With this information, Seilhan sold off his family’s $1 million stake in BP securities, days before the company’s stock fell roughly 48 percent. He agreed to settle the charges without admitting guilt.

“Seilhan sold his family’s BP securities after he received confidential information about the severity of the spill that the public didn't know,” said Daniel M. Hawke, chief of the Division of Enforcement’s Market Abuse Unit. “Corporate insiders must not misuse the material nonpublic information they receive while responding to unique or disastrous corporate events, even where they stand to suffer losses as a consequence of those events.”

The settlement comes just days after BP announced it was wrapping up its cleanup efforts, over four years after the spill first began.
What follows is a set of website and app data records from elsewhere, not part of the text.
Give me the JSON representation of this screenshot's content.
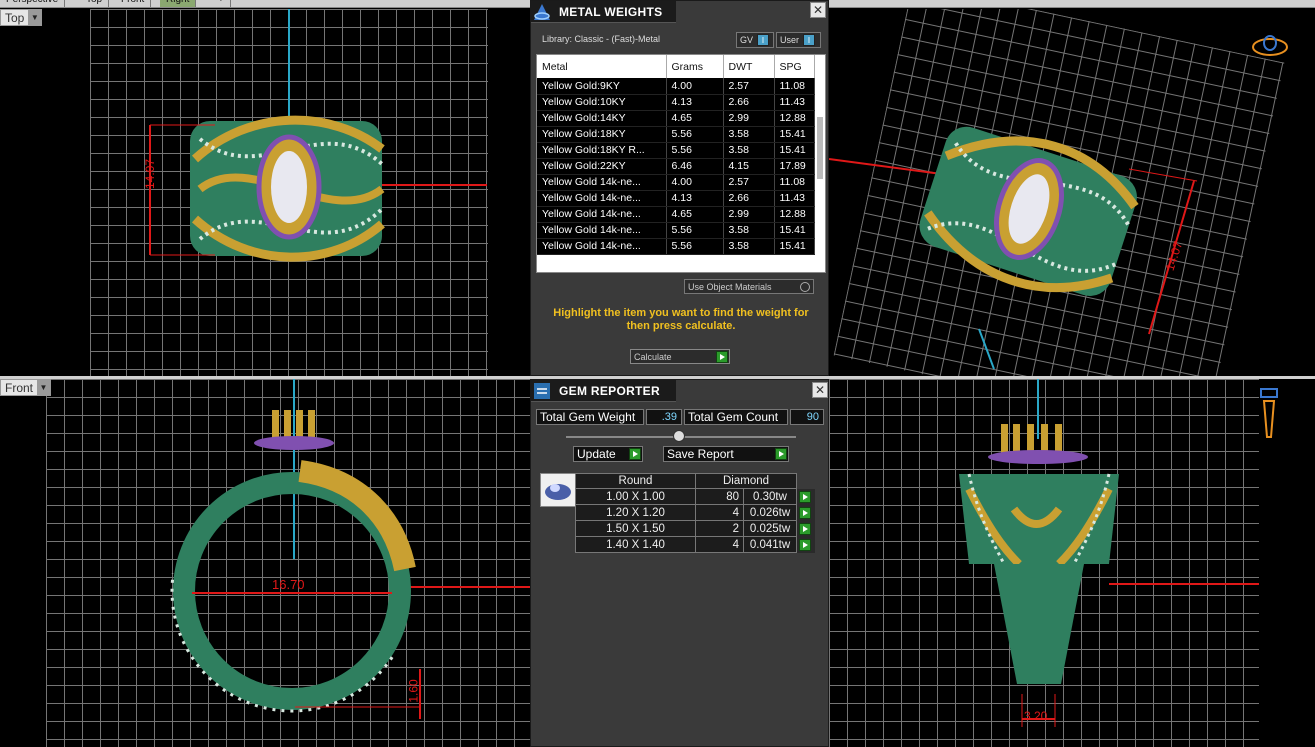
{
  "top_tabs": [
    "Perspective",
    "Top",
    "Front",
    "Right",
    "+"
  ],
  "viewports": {
    "top": {
      "label": "Top",
      "dimension": "14.07"
    },
    "front": {
      "label": "Front",
      "dimension_width": "16.70",
      "dimension_height": "1.60"
    },
    "perspective": {
      "dimension": "14.07"
    },
    "right": {
      "dimension": "3.20"
    }
  },
  "metal_weights": {
    "title": "METAL WEIGHTS",
    "library": "Library: Classic - (Fast)-Metal",
    "toggle_gv": "GV",
    "toggle_user": "User",
    "columns": [
      "Metal",
      "Grams",
      "DWT",
      "SPG"
    ],
    "rows": [
      [
        "Yellow Gold:9KY",
        "4.00",
        "2.57",
        "11.08"
      ],
      [
        "Yellow Gold:10KY",
        "4.13",
        "2.66",
        "11.43"
      ],
      [
        "Yellow Gold:14KY",
        "4.65",
        "2.99",
        "12.88"
      ],
      [
        "Yellow Gold:18KY",
        "5.56",
        "3.58",
        "15.41"
      ],
      [
        "Yellow Gold:18KY R...",
        "5.56",
        "3.58",
        "15.41"
      ],
      [
        "Yellow Gold:22KY",
        "6.46",
        "4.15",
        "17.89"
      ],
      [
        "Yellow Gold 14k-ne...",
        "4.00",
        "2.57",
        "11.08"
      ],
      [
        "Yellow Gold 14k-ne...",
        "4.13",
        "2.66",
        "11.43"
      ],
      [
        "Yellow Gold 14k-ne...",
        "4.65",
        "2.99",
        "12.88"
      ],
      [
        "Yellow Gold 14k-ne...",
        "5.56",
        "3.58",
        "15.41"
      ],
      [
        "Yellow Gold 14k-ne...",
        "5.56",
        "3.58",
        "15.41"
      ]
    ],
    "use_object_materials": "Use Object Materials",
    "hint": "Highlight the item you want to find the weight for then press calculate.",
    "calculate_label": "Calculate"
  },
  "gem_reporter": {
    "title": "GEM REPORTER",
    "total_weight_label": "Total Gem Weight",
    "total_weight_value": ".39",
    "total_count_label": "Total Gem Count",
    "total_count_value": "90",
    "update_label": "Update",
    "save_report_label": "Save Report",
    "columns": [
      "Round",
      "Diamond"
    ],
    "rows": [
      [
        "1.00 X 1.00",
        "80",
        "0.30tw"
      ],
      [
        "1.20 X 1.20",
        "4",
        "0.026tw"
      ],
      [
        "1.50 X 1.50",
        "2",
        "0.025tw"
      ],
      [
        "1.40 X 1.40",
        "4",
        "0.041tw"
      ]
    ]
  },
  "colors": {
    "ring_green": "#2f7f5f",
    "gold": "#c9a032",
    "dimension_red": "#e01818",
    "hint_yellow": "#f0c020",
    "axis_cyan": "#2aa8c8"
  },
  "icons": [
    "metal-weights-icon",
    "gem-reporter-icon",
    "close-icon",
    "navigation-ring-icon",
    "navigation-tool-icon",
    "dropdown-caret-icon"
  ]
}
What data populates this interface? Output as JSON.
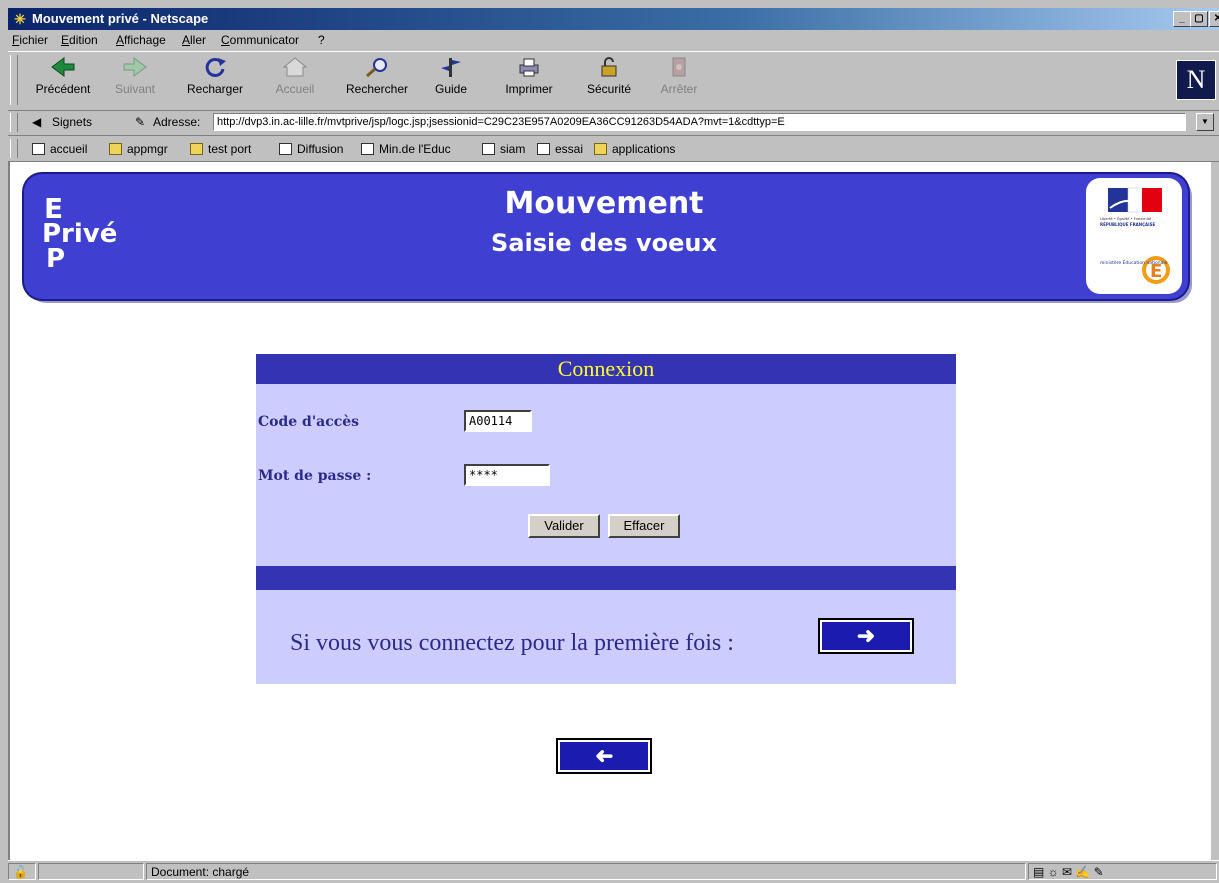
{
  "window": {
    "title": "Mouvement privé - Netscape",
    "controls": [
      "_",
      "▢",
      "✕"
    ]
  },
  "menu": [
    "Fichier",
    "Edition",
    "Affichage",
    "Aller",
    "Communicator",
    "?"
  ],
  "toolbar": {
    "buttons": [
      {
        "label": "Précédent",
        "icon": "back-arrow-icon",
        "enabled": true
      },
      {
        "label": "Suivant",
        "icon": "forward-arrow-icon",
        "enabled": false
      },
      {
        "label": "Recharger",
        "icon": "reload-icon",
        "enabled": true
      },
      {
        "label": "Accueil",
        "icon": "home-icon",
        "enabled": false
      },
      {
        "label": "Rechercher",
        "icon": "search-icon",
        "enabled": true
      },
      {
        "label": "Guide",
        "icon": "guide-icon",
        "enabled": true
      },
      {
        "label": "Imprimer",
        "icon": "printer-icon",
        "enabled": true
      },
      {
        "label": "Sécurité",
        "icon": "lock-icon",
        "enabled": true
      },
      {
        "label": "Arrêter",
        "icon": "stop-icon",
        "enabled": false
      }
    ],
    "logo": "N"
  },
  "location": {
    "bookmarks_label": "Signets",
    "address_label": "Adresse:",
    "url": "http://dvp3.in.ac-lille.fr/mvtprive/jsp/logc.jsp;jsessionid=C29C23E957A0209EA36CC91263D54ADA?mvt=1&cdttyp=E"
  },
  "bookmarks": [
    {
      "label": "accueil",
      "icon": "page"
    },
    {
      "label": "appmgr",
      "icon": "folder"
    },
    {
      "label": "test port",
      "icon": "folder"
    },
    {
      "label": "Diffusion",
      "icon": "page"
    },
    {
      "label": "Min.de l'Educ",
      "icon": "page"
    },
    {
      "label": "siam",
      "icon": "page"
    },
    {
      "label": "essai",
      "icon": "page"
    },
    {
      "label": "applications",
      "icon": "folder"
    }
  ],
  "banner": {
    "letter_e": "E",
    "prive": "Privé",
    "letter_p": "P",
    "title": "Mouvement",
    "subtitle": "Saisie des voeux",
    "logo_text_1": "Liberté • Égalité • Fraternité",
    "logo_text_2": "RÉPUBLIQUE FRANÇAISE",
    "logo_text_3": "ministère Éducation nationale",
    "logo_letter": "E"
  },
  "form": {
    "header": "Connexion",
    "code_label": "Code d'accès",
    "code_value": "A00114",
    "password_label": "Mot de passe :",
    "password_value": "****",
    "validate_label": "Valider",
    "clear_label": "Effacer",
    "first_time_text": "Si vous vous connectez pour la première fois :"
  },
  "status": {
    "text": "Document: chargé"
  }
}
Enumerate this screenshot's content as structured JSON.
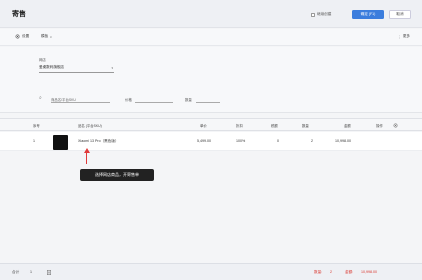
{
  "header": {
    "title": "寄售",
    "continue_label": "继续创建",
    "confirm_label": "确定 (F1)",
    "cancel_label": "取消"
  },
  "toolbar": {
    "settings_label": "设置",
    "template_label": "模板",
    "more_label": "更多"
  },
  "form": {
    "store_label": "网店",
    "store_value": "爱桌数码旗舰店",
    "product_placeholder": "商品名/平台SKU",
    "price_label": "价格",
    "quantity_label": "数量"
  },
  "table": {
    "headers": [
      "序号",
      "品名 (平台SKU)",
      "单价",
      "折扣",
      "税额",
      "数量",
      "金额",
      "操作"
    ],
    "rows": [
      {
        "index": "1",
        "name": "Xiaomi 13 Pro（黑色版）",
        "price": "5,499.00",
        "discount": "100%",
        "tax": "0",
        "quantity": "2",
        "amount": "10,998.00"
      }
    ]
  },
  "tooltip": "选择网店商品，开寄售单",
  "footer": {
    "total_label": "合计",
    "total_count": "1",
    "quantity_label": "数量:",
    "quantity_value": "2",
    "amount_label": "金额:",
    "amount_value": "10,998.00"
  }
}
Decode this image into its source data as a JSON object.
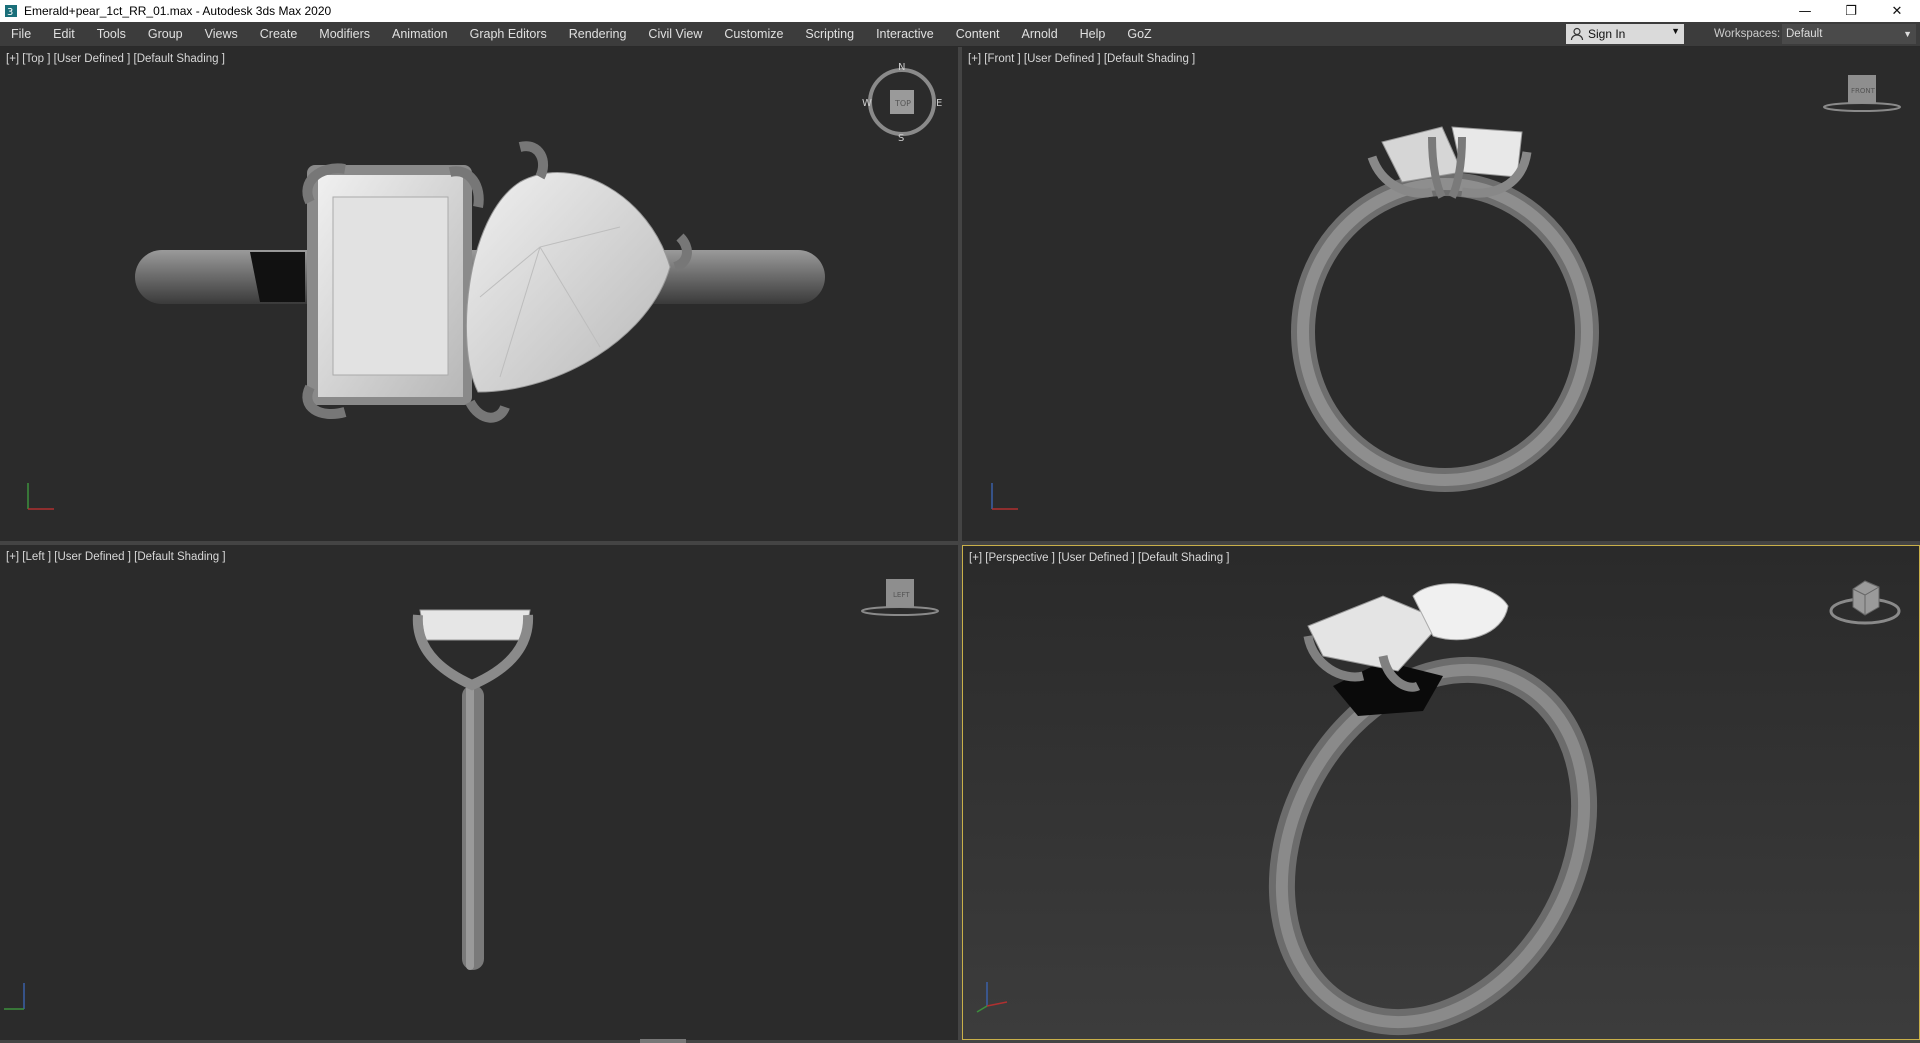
{
  "titlebar": {
    "title": "Emerald+pear_1ct_RR_01.max - Autodesk 3ds Max 2020",
    "minimize": "—",
    "restore": "❐",
    "close": "✕"
  },
  "menubar": {
    "items": [
      "File",
      "Edit",
      "Tools",
      "Group",
      "Views",
      "Create",
      "Modifiers",
      "Animation",
      "Graph Editors",
      "Rendering",
      "Civil View",
      "Customize",
      "Scripting",
      "Interactive",
      "Content",
      "Arnold",
      "Help",
      "GoZ"
    ]
  },
  "account": {
    "sign_in_label": "Sign In"
  },
  "workspace": {
    "label": "Workspaces:",
    "value": "Default"
  },
  "viewports": {
    "top": {
      "label": "[+] [Top ] [User Defined ] [Default Shading ]",
      "cube_label": "TOP",
      "compass": [
        "N",
        "E",
        "S",
        "W"
      ]
    },
    "front": {
      "label": "[+] [Front ] [User Defined ] [Default Shading ]",
      "cube_label": "FRONT"
    },
    "left": {
      "label": "[+] [Left ] [User Defined ] [Default Shading ]",
      "cube_label": "LEFT"
    },
    "perspective": {
      "label": "[+] [Perspective ] [User Defined ] [Default Shading ]"
    }
  },
  "icons": [
    "app-icon",
    "user-icon",
    "dropdown-icon",
    "viewcube-icon",
    "axis-tripod-icon"
  ]
}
The spill would last more than 85 days, and the company ended up spending $14 billion to clean up miles of coastline and the Gulf. The company also paid $12.9 billion in damage claims and other payments tied to the spill.

Under the settlement, Seilhan agreed to return $105,409 of allegedly ill-gotten gains, as well as $13,300 in interest and a civil penalty of $105,409.

Seilhan’s attorney, Mary McNamara, said in a statement he agreed to the deal because after four years, he “wants to avoid further distraction and protracted litigation.”

“Mr. Seilhan is widely respected for his work helping to lead the cleanup and containment efforts in the Gulf of Mexico in 2010,” she added.